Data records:
+ + + + + + +

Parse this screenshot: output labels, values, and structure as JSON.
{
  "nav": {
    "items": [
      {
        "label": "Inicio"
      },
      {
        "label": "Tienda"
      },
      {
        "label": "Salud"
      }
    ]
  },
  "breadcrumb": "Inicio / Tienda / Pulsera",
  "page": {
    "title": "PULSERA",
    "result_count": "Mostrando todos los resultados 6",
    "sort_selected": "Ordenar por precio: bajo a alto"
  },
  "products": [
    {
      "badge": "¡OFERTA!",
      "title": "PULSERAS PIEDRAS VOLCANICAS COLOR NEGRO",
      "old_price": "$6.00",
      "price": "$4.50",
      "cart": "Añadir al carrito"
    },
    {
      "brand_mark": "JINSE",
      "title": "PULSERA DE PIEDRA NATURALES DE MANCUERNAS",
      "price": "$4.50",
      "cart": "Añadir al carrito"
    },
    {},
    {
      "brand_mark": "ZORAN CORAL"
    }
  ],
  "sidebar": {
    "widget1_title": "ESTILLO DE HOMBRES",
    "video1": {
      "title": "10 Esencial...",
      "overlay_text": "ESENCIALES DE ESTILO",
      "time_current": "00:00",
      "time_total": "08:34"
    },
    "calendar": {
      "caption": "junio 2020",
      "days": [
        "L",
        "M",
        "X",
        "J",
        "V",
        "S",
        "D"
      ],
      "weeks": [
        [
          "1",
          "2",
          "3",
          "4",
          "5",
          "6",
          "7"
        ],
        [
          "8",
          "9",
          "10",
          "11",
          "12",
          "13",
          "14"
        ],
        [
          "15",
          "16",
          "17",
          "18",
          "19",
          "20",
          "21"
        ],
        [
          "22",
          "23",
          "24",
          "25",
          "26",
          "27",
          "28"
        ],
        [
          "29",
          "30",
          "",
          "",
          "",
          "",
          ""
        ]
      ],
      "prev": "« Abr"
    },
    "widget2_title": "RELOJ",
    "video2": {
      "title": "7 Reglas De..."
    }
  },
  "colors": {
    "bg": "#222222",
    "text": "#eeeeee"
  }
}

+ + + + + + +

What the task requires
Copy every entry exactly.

Exercise answer
Parse this screenshot: output labels, values, and structure as JSON.
{
  "nav": {
    "items": [
      {
        "label": "Inicio"
      },
      {
        "label": "Tienda"
      },
      {
        "label": "Salud"
      }
    ]
  },
  "breadcrumb": "Inicio / Tienda / Pulsera",
  "page": {
    "title": "PULSERA",
    "result_count": "Mostrando todos los resultados 6",
    "sort_selected": "Ordenar por precio: bajo a alto"
  },
  "products": [
    {
      "badge": "¡OFERTA!",
      "title": "PULSERAS PIEDRAS VOLCANICAS COLOR NEGRO",
      "old_price": "$6.00",
      "price": "$4.50",
      "cart": "Añadir al carrito"
    },
    {
      "brand_mark": "JINSE",
      "title": "PULSERA DE PIEDRA NATURALES DE MANCUERNAS",
      "price": "$4.50",
      "cart": "Añadir al carrito"
    },
    {},
    {
      "brand_mark": "ZORAN CORAL"
    }
  ],
  "sidebar": {
    "widget1_title": "ESTILLO DE HOMBRES",
    "video1": {
      "title": "10 Esencial...",
      "overlay_text": "ESENCIALES DE ESTILO",
      "time_current": "00:00",
      "time_total": "08:34"
    },
    "calendar": {
      "caption": "junio 2020",
      "days": [
        "L",
        "M",
        "X",
        "J",
        "V",
        "S",
        "D"
      ],
      "weeks": [
        [
          "1",
          "2",
          "3",
          "4",
          "5",
          "6",
          "7"
        ],
        [
          "8",
          "9",
          "10",
          "11",
          "12",
          "13",
          "14"
        ],
        [
          "15",
          "16",
          "17",
          "18",
          "19",
          "20",
          "21"
        ],
        [
          "22",
          "23",
          "24",
          "25",
          "26",
          "27",
          "28"
        ],
        [
          "29",
          "30",
          "",
          "",
          "",
          "",
          ""
        ]
      ],
      "prev": "« Abr"
    },
    "widget2_title": "RELOJ",
    "video2": {
      "title": "7 Reglas De..."
    }
  },
  "colors": {
    "bg": "#222222",
    "text": "#eeeeee"
  }
}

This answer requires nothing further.